Rose patiently withstood the poking and prodding, the taking of blood samples and the machine that doubled as a fetal heart monitor. It never ceased to amaze her when she heard the rapid double beat that almost sounded like a train.
The first time they had heard that, she’d felt the Doctor’s fear and worry, but he separated himself from it, so she no longer could sense it. He’d told her he’d thought he’d heard a problem, but all tests proved otherwise. He wasn’t lying, she could sense that, so she took his word on it.
The Sonagram was a bit different that the sonic imager, and while it didn’t give her the full three dimensional image of her baby, evidently Doctor Beckett could read it just fine.
“Oh, aye, he’s got a big head, this one.”
Rose snorted. “So does his father. So the second opinion is yes, definitely c-section, right?”
“It’s most likely. I don’t think you’ll be able to safely deliver with the usual dilation. Too many complications could come about.” He sounded like he said aboot, and Rose had to smile.
The Doctor nodded to the carefully labeled blood vials. His and Rose’s. “You’ll want to be looking at mine first. Unless it’s specially treated, it breaks down in one hour, twenty three minutes and fifteen seconds.”
It was a built in precaution Rassilon had instilled along with the third strand allowing regeneration. No one could keep, copy or clone Gallifreyian DNA without knowing how, and only Time Lords knew how.
“You’ll be staying for a while then? So I can run through these tests?” Beckett looked like he doubted the tourist story, even if it was the truth.
“Few days at least. Too many people to catch up with now,” the Doctor looked dejected.
“Least a week, yeah?” He winced, but nodded. She wouldn’t say it, because it still hurt a bit, but he’d give her a week visiting her mum. Now she didn’t have Jackie anymore, so his grand romantic gesture was allowing her to see friends she had made on the Island. Letting her stay in touch with her own world and time. In a way it gave her a more permanent home that the Tardis, though she considered the living ship more home than Earth any more, and it gave this baby a home world. He’d never give her flowers, or chocolates, or any of those corny things. He’d show her solar systems being born and dying, take her to places where she was the first human to step, and he gave her ties, for a man who didn’t do domestic, he was pretty good at certain aspects.
“So, can I eat yet?” Rose looked hopefully at Beckett.
“I’ll call for ye if there are any more questions. You can go have a bite, sure.” Beckett was looking somewhere between puzzled and excited over what readings he had so far. He was keeping himself reassuring and kind, a proper doctor with a wonderful bedside manner, but he was intrigued.

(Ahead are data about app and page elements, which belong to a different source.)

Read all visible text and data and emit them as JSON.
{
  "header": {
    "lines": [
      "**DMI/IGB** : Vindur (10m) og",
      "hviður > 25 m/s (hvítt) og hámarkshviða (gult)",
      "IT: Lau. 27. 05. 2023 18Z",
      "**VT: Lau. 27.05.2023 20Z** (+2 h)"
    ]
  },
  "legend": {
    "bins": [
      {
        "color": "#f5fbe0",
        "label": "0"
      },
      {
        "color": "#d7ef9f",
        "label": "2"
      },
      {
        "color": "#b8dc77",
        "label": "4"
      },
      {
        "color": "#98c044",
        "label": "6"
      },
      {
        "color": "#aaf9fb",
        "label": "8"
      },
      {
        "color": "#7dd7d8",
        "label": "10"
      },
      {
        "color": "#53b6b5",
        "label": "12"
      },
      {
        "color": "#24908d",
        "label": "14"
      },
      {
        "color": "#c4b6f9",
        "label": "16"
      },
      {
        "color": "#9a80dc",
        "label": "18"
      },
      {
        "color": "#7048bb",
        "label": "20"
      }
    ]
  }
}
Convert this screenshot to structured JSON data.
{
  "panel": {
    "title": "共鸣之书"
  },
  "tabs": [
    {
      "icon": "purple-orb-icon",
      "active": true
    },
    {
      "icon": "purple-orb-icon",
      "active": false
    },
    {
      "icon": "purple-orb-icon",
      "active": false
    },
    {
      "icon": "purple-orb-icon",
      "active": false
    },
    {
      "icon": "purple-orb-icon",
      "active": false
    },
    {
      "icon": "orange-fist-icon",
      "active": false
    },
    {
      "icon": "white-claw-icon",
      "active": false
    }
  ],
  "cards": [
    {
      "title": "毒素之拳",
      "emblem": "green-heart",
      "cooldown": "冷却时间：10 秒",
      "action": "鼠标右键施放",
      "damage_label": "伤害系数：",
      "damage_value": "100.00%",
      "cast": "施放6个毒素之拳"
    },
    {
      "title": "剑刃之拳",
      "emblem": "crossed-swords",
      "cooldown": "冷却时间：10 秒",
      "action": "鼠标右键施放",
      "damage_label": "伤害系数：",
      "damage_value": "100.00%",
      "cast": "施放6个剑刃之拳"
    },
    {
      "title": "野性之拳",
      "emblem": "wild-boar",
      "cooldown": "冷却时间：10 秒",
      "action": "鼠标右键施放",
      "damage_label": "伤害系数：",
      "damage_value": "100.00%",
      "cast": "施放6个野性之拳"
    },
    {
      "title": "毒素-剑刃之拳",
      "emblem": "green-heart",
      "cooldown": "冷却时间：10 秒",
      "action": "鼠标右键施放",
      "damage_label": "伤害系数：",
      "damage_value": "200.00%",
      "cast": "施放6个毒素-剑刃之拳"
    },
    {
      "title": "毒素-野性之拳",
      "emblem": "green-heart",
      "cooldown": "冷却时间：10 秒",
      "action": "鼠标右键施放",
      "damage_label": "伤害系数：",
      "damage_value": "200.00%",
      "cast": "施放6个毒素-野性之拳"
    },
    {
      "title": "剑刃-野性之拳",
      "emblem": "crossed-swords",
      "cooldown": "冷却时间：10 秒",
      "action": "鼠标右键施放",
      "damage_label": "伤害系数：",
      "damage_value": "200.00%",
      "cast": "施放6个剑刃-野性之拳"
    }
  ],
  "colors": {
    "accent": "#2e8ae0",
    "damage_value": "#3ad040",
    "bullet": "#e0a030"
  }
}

Collecting Jack and Ripley at the door, they had gone only ten minutes before Chloe was brought in. They managed to miss the first wave of problem patients entirely.